AWW, Fishsticks by Lenora Riegel

aww-fishsticks-lenora-riegel, aww fishsticks

Image by Aaron Novack

Synopsis: Little Pax the Perch wants to play at the waterfall, but he’s embarrassed to swim in front of his older friends. Everyone has an opinion. When Pax decides his opinion is the one that counts, he makes it to the waterfall for a celebration. Written by Lenora Riegel, co-illustrated by Leda Chung.

 GMS: How did you get the idea for AWW, FISHSTICKS?

LR: I’ve loved art and story since I could pick up a pencil. I’ve taken art and writing classes throughout the years, but I chose to become an agricultural engineer. I have always believed that engineering is a combination of art, math, and perseverance. My engineering career has been quite successful in regards to design and personal and customer satisfaction, but the tickle in the back of my head to write children’s books has always remained. I have so many piles of drawings and tales. So why wait until middle age? Well, I have been afraid of criticism, I guess. I’ve joined critique groups, but that was easy because it was a work in process. Art is so deeply personal and a need that has to be fulfilled.
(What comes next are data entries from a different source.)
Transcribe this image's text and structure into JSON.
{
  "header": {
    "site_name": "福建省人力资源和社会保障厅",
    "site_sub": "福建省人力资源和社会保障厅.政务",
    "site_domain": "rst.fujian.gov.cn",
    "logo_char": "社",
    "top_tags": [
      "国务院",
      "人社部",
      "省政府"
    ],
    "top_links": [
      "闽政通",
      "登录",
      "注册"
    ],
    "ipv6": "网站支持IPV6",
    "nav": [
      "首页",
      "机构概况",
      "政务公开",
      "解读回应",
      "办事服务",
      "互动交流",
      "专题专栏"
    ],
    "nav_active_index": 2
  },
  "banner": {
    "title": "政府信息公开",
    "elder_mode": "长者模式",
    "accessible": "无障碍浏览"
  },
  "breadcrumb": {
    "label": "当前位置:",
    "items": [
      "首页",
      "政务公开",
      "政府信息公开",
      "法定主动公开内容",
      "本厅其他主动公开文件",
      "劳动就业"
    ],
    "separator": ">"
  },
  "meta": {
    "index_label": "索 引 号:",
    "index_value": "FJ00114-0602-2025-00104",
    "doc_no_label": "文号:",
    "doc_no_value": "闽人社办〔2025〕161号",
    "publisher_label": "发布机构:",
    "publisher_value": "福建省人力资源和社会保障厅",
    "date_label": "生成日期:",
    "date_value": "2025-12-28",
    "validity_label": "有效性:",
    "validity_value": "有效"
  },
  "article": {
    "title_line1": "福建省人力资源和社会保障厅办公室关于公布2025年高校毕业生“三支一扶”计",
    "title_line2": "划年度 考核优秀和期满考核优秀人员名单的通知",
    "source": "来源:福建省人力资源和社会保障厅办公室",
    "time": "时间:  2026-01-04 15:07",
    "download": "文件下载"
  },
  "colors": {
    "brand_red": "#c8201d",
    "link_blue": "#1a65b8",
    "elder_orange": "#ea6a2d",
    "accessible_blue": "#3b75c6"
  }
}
So the idea for AWW, FISHSTICKS came as a result of me not listening to anything but my desire to turn my struggle into a picture book.

GMS: What is your process like when working on a book, from start to finish?

LR: Revision. So much revision. I start with a character…currently the character talking to me is Slipperima, a water dragon who lives in Seneca Lake. That becomes a character study in pencil and lots of erasing. The character has a story already within the design. I outline the story with a hook, rising action, conflict, climax, and conclusion. I’m a planner. The outline becomes a thumbnail storyboard before the actual drawings are made. For AWW, FISHSTICKS, I did the drawings in pastels and had a terrific digital artist, Leda Chung, convert them to digital. Along the way, Lizzy Jane edited the text. And then my art director, Katie Honas, hand-lettered the title, put the words on the digital files, and formatted the files for the printer. I waited for the Kickstarter campaign to conclude before sending the book to the printer. I am now working without pastels and going straight to digital…less dust on my hands.

GMS: What made you want to be a children’s book writer/illustrator?

LR: It’s a compulsion. I have to draw and write and meet these characters so I can have them tell me their story. I decided to refuse to look back on my life and say I wish I’d tried. Failing is not trying.

GMS: What do you like best about your work?

LR: Interaction. I’ve read to classes of students and I’ve shared my story about “finding my bravery” like Pax the Perch with so many students. We discuss how everyone has fears and they break into groups to come up with ideas on how they can face a small fear by naming the fear and taking a step to be courageous. We talk about following through on dreams. Kids are so intelligent. I also tied my story into a non-fiction page. There’s a “seek and find” throughout the pages, and the reader can see photographs at the end of the animals they found. So I turn the discussion into nature and book structure into engineering.

GMS: Do you have any favourite childhood memories about reading or books?

LR: I spent many hours with my nose in a book. As a child, I spent weekends with my family on Owasco Lake at my grandparents’ cottage. That’s actually going to be the setting for all my stories, the Finger Lakes in the center of New York State. My stories will have universal themes but all set where my dreams began. AWW, FISHSTICKS is set on Seneca Lake. We had many Little Golden Books when I was a kid and I loved them. My dad and his parents made lots of 5:00 a.m. fishing trips. I preferred to read. Many perch were caught on bamboo rods off the end of a whitewashed slat dock; perhaps one was Pax the Perch.

GMS: If you could tell your young readers just one thing, what would it be?

LR: Read. Become a lifelong learner. Have fun using your imagination. Dance, sing, play ball, be kind to others. Read stories about all these fun things. Read.

GMS: If you could tell parents reading your books to their children just one thing, what would it be?

LR: Read to your kids aloud. Let them read to you. Have them read to a beloved family member, pet, or toy. Use funny voices, add buzzing and ribbeting. Have them read using their own story based on the pictures. As they get a little older, discuss parts of books, illustrations, setting, end sheets, tone, and character arc. Make reading AWW, FISHSTICKS an experience. Ask them how they can be brave about a small fear. Read at a park overlooking a lake or pond. Story and experience stay with us for life.



By Gail Marlene Schwartz

Gail Marlene Schwartz is a mother, a runner, and a writer. As Content Curator for JogAlong Stroller, she writes blog articles, video scripts, and ad copy.